There’s nothing more satisfying than finding the perfect piece at a thrift store for under $20, when you know it’d cost a hundred or more to buy it new. Not only is thrift shopping a huge budget helper, but ethically it’s the better option for our planet.
The fashion industry is one of the least sustainable ones on the planet. 35.4 billion pounds of textiles will be added to landfills this year alone. Thrift shopping gives clothes a second life, and though it’s a small contribution to reducing this issue, it’s an important one and the more people who choose to shop second hand the more the fast fashion conglomerates and luxury trash generators will be forced take notice and change their ways.
A large portion (if not the majority) of my wardrobe is thrifted, and I’d like to continue this trend until it is either entirely thrifted or purchased from sustainable brands – or bought secondhand from sources like Poshmark or TheRealReal. Learning how to thrift though is the key to making this lifestyle work.
How to Thrift Shop Like a Pro:
There are 5 key guidelines I follow to build a thrifted wardrobe that still feels fashionable and on-trend.
1. Fabric is key.
IMHO, quality matters more than anything when you thrift. The first thing I look for is good fabric. It immediately narrows the search so that giant Goodwill store doesn’t feel so overwhelming. At first, this may mean running your hands through the rows until you find something that feels well made, either thick cotton, linen, silk or wool. But eventually you’ll likely be able to tell which clothes are well made by just visually scanning through the racks. Clothes made with natural fabrics are likely to be from quality brands, which means the fit will be better and they will last longer. In an ideal world we’d switch back to these fabrics and stop or reduce the use of polyester.
2. Era doesn’t matter.
So those wool pants you found were from the 80s? Great! Everything in fashion is cyclical – if they’re not back in style now, they will be within a few years so you may as well buy what fits. And while we’re at it, sticking with only what’s on trend is not only limiting in terms of style but also guarantees you’ll never be “caught up” with what the influencers and bloggers and celebs are wearing at New York Fashion Week or on a yacht in Cannes. The key to lasting style is to mix these trends in with your staples and to pick the most universal versions of the trends so they last…which brings us to the next point.
3. Trends aren’t rules, they’re guidelines.
Take a scroll through Instagram and find a couple of people who can repeatedly emulate a style you want to repeat, then, see what staples they resort to most. At the moment, I’m seeing: blazers, silk scarves, high-waisted trousers, ribbed tank tops, square toed shoes and warm neutrals. When I search through the racks I’ll be looking for these key things. Instead of trying to buy the eyelet top with puffy sleeves your style icon will wear once and throw away, opt for the more versatile pieces that you know you can keep for years but can style to fit the trends you like.
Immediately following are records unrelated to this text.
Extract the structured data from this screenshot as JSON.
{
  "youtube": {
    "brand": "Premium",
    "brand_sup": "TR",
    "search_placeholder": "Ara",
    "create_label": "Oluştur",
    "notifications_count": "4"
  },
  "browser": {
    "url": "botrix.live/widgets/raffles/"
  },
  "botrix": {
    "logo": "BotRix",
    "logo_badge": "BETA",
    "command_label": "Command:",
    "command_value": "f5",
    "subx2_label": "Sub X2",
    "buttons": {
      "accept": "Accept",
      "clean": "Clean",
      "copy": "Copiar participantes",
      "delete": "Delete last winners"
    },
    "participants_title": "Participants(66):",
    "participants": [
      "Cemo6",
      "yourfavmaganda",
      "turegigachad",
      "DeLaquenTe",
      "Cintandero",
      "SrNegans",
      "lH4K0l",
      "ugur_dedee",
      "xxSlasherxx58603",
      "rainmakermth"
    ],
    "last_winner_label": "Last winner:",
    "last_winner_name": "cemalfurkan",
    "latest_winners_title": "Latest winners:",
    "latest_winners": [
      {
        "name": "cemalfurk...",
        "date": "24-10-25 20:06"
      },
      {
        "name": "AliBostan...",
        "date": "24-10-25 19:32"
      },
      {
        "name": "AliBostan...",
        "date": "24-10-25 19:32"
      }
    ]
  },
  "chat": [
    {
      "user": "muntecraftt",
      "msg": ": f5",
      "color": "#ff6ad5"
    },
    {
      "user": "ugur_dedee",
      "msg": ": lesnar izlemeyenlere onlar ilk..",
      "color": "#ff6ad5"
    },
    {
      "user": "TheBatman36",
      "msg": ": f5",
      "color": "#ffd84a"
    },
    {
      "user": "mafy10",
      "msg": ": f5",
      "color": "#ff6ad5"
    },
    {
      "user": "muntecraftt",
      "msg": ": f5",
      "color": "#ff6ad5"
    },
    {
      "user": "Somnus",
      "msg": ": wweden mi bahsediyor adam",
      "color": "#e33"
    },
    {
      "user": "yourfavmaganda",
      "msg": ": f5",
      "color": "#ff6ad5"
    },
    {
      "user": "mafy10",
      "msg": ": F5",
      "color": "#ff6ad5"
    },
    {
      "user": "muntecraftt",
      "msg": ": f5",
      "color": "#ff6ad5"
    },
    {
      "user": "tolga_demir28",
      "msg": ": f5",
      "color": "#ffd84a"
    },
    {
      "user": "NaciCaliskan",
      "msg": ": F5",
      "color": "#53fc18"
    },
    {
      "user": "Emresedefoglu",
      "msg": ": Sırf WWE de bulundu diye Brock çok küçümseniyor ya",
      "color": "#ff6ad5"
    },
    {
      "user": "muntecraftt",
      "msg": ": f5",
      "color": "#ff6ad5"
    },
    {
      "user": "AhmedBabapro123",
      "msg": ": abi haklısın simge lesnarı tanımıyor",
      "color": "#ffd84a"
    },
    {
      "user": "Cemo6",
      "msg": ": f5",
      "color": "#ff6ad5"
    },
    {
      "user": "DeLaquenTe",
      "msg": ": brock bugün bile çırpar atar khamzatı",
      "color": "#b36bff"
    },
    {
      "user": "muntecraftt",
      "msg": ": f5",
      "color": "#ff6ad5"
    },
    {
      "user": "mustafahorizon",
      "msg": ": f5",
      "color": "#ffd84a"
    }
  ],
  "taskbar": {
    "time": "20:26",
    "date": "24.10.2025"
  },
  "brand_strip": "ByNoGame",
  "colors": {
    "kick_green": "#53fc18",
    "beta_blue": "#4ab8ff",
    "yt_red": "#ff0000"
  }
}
Any of those items I listed can be worn in a multitude of ways and will make for a good thrift purchase.
A few accounts I follow for inspiration are:
4. Don’t get too specific with what you’re looking for.
Never walk into a thrift shop saying “I need a coral, short sleeve top” because the chances of you finding one that fits and isn’t stained or pilled are slim to none. I mean, you COULD walk in with that mindset, but 49 times out of 50 you’ll be let down. You’ll have much better luck if you keep your mind open to the hidden treasures that you weren’t necessarily expecting to find.
5. Try it all on.
Yes, I know it’s annoying and it takes a lot of time but TRY EVERYTHING ON – especially the maybes because the fit of those will either make them your greatest find or an absolute no. If it doesn’t fit perfectly, don’t get it. It’s bound to end up sitting in a drawer for two years getting passed over for other options and eventually donated back because it shouldn’t have been purchased in the first place.
And there you have it – my five keys to owning the thrift store. Below are a few images of items and outfits that I’ve found at local thrift stores in the last year: